Philippe Coquard’s Vineyard Reflections on a Difficult Spring
On May 4th, Philippe Coquard of Wollersheim Winery in Prairie Du Sac, Wisconsin commented on his spring 2012 vineyard experiences in the Wisconsin Grape Growers Association internet discussion forum. Coquard has one of the largest vineyards in Wisconsin at 27 acres and operates Wollersheim, the state’s largest winery, with his wife, Julie.
Philippe allowed Midwest Wine Press to print excerpts of his recent WGGA forum comments with the hope that other growers could learn from his experiences. For more information on the Wisconsin Grape Growers Association, please visit http://wigrapes.org. Here are Phillipe’s comments:
Hi all. I have been waiting to have better news and to share our experience here at Wollersheim Winery. Well it is not pretty!
What a strange year. 80% of the buds on Foch are fully opened with two leaves exposed. Go figure. Millot is late this year; thank God. And the whites are “more” normal with bud swelled to pink tips.
We have been battling frost since last Thursday (4/26) when we had 27 F at 10 feet and 26 F at 3 feet with the relative humidity at 40% and dew points from 14 F to 28 F. For frost protection, we have three wind machines, the frost dragon and some make shift heaters and fans and we still didn’t win the battle. Did we minimize the damage? We sure would like to think so. Three of us started our routine every night at 1 a.m. and went to until sun up. We kept on trying.
Did Kocide help ?? Like it has been said, it’s not proven. But did it hurt? No.

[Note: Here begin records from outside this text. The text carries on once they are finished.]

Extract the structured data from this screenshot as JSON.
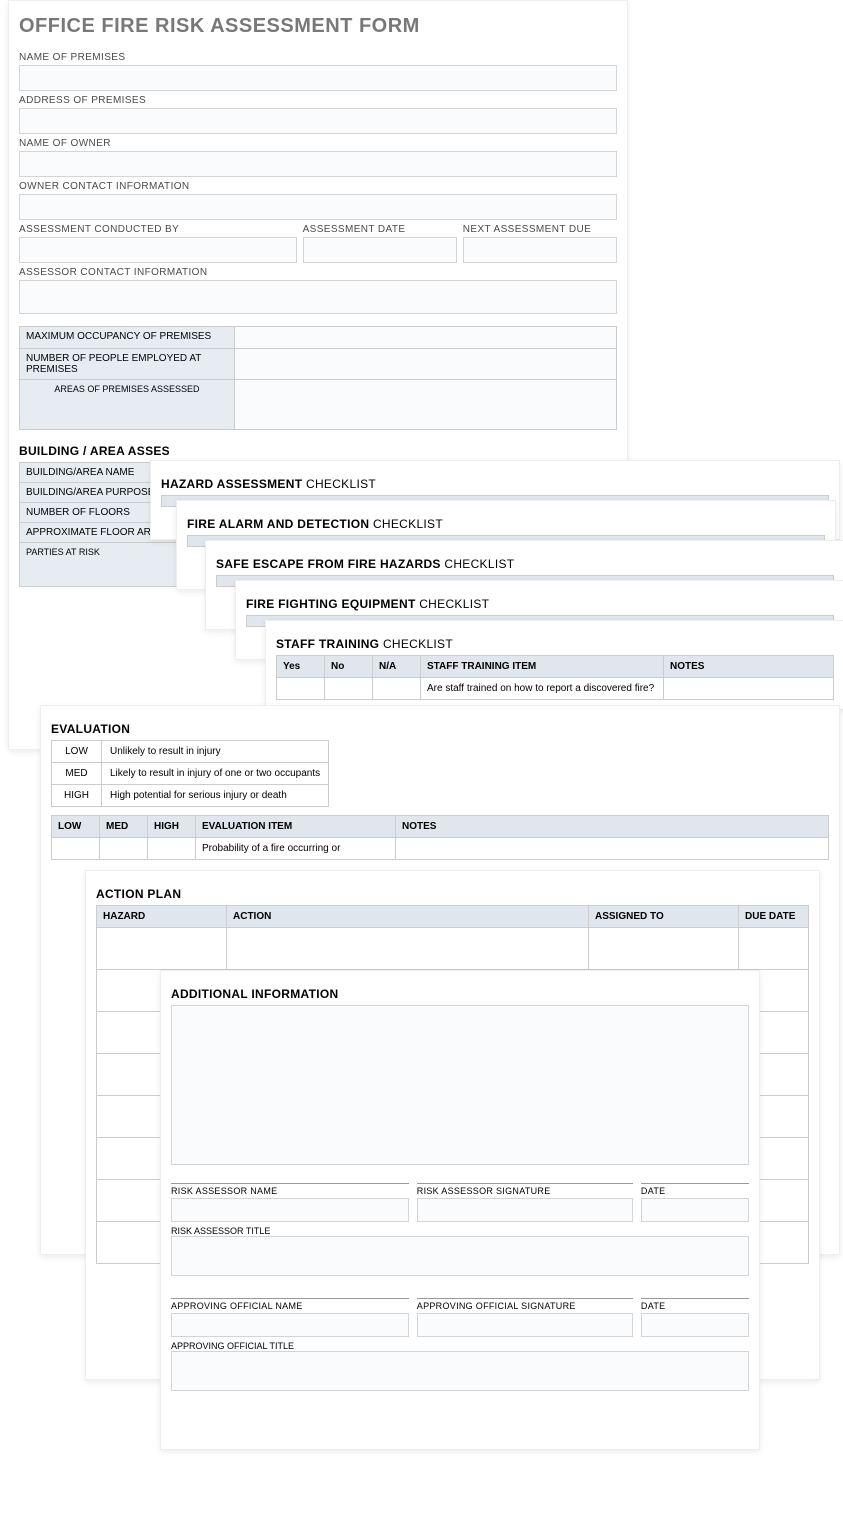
{
  "title": "OFFICE FIRE RISK ASSESSMENT FORM",
  "form": {
    "premises_name_label": "NAME OF PREMISES",
    "premises_address_label": "ADDRESS OF PREMISES",
    "owner_name_label": "NAME OF OWNER",
    "owner_contact_label": "OWNER CONTACT INFORMATION",
    "conducted_by_label": "ASSESSMENT CONDUCTED BY",
    "assessment_date_label": "ASSESSMENT DATE",
    "next_due_label": "NEXT ASSESSMENT DUE",
    "assessor_contact_label": "ASSESSOR CONTACT INFORMATION",
    "max_occ_label": "MAXIMUM OCCUPANCY OF PREMISES",
    "num_employed_label": "NUMBER OF PEOPLE EMPLOYED AT PREMISES",
    "areas_assessed_label": "AREAS OF PREMISES ASSESSED"
  },
  "building_area": {
    "heading_bold": "BUILDING / AREA ASSES",
    "name_label": "BUILDING/AREA NAME",
    "purpose_label": "BUILDING/AREA PURPOSE",
    "floors_label": "NUMBER OF FLOORS",
    "area_label": "APPROXIMATE FLOOR AREA",
    "parties_label": "PARTIES AT RISK"
  },
  "checklists": {
    "hazard_bold": "HAZARD ASSESSMENT",
    "hazard_thin": " CHECKLIST",
    "fire_alarm_bold": "FIRE ALARM AND DETECTION",
    "fire_alarm_thin": " CHECKLIST",
    "escape_bold": "SAFE ESCAPE FROM FIRE HAZARDS",
    "escape_thin": " CHECKLIST",
    "equipment_bold": "FIRE FIGHTING EQUIPMENT",
    "equipment_thin": " CHECKLIST",
    "training_bold": "STAFF TRAINING",
    "training_thin": " CHECKLIST",
    "cols": {
      "yes": "Yes",
      "no": "No",
      "na": "N/A",
      "item": "STAFF TRAINING ITEM",
      "notes": "NOTES"
    },
    "training_row1": "Are staff trained on how to report a discovered fire?"
  },
  "evaluation": {
    "heading": "EVALUATION",
    "legend": [
      {
        "lvl": "LOW",
        "desc": "Unlikely to result in injury"
      },
      {
        "lvl": "MED",
        "desc": "Likely to result in injury of one or two occupants"
      },
      {
        "lvl": "HIGH",
        "desc": "High potential for serious injury or death"
      }
    ],
    "cols": {
      "low": "LOW",
      "med": "MED",
      "high": "HIGH",
      "item": "EVALUATION ITEM",
      "notes": "NOTES"
    },
    "row1": "Probability of a fire occurring or"
  },
  "action_plan": {
    "heading": "ACTION PLAN",
    "cols": {
      "hazard": "HAZARD",
      "action": "ACTION",
      "assigned": "ASSIGNED TO",
      "due": "DUE DATE"
    }
  },
  "additional": {
    "heading": "ADDITIONAL INFORMATION",
    "risk_name": "RISK ASSESSOR NAME",
    "risk_sig": "RISK ASSESSOR SIGNATURE",
    "date": "DATE",
    "risk_title": "RISK ASSESSOR TITLE",
    "appr_name": "APPROVING OFFICIAL NAME",
    "appr_sig": "APPROVING OFFICIAL SIGNATURE",
    "appr_title": "APPROVING OFFICIAL TITLE"
  }
}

Sloped vineyards didn’t prove to be much better than flat land. Again go figure!
The only thing that appears to have made a significant difference is the training height. On our big, flat plateau, we have the two kinds of grapes side by side with a big wind machine located at the lowest point in order to “draw” the cold air down. Well, on the high trained side, we see 5% to 10% damage. On the low trained side, we see 60% damage. The results were the same on the slopes, the higher trained vine did better than the low trained.
We do like the Frost Dragon. I will be purchasing a second one. I feel that it is more effective that the wind machine.
Now the numbers, which vary a lot from field to field, with the height of the vines, as well as with the age of the vine and bud stage. If I had to pick a number, I would say that we lost 40% of the buds. It is still early and other buds will push but I think that we will have lost 20% to 30% of the crop.
Flea beetles were bad this year; we never sprayed in the past but we have to now. Deer are already feeding. Yes, they’re feeding on the new shoots so in one week we fenced all 27 acres.
So who still wants to grow grapes? It hasn’t been an easy week but we will survive and still make the best possible wines with what we will harvest.
The whites will not have been touched by all the problems. Good thing for the ice wine and the brandy.
Thanks All. Talk soon.
Publisher’s Note: Midwest Wine Press visited Central and West Central Wisconsin vineyards during the week of May 7th. Foch and Edelweiss seemed to have the most freeze damage. (Foch has vinifera parentage that makes it less cold hardy than other cold climate vines.) However, frost damage to cold climate varietals was intermittent and seemed to depend greatly on vineyard location. Some vineyards on hilltops near the Wisconsin River and in the Driftless Region seemed to have escaped major freeze damage although some primary buds were clearly dead.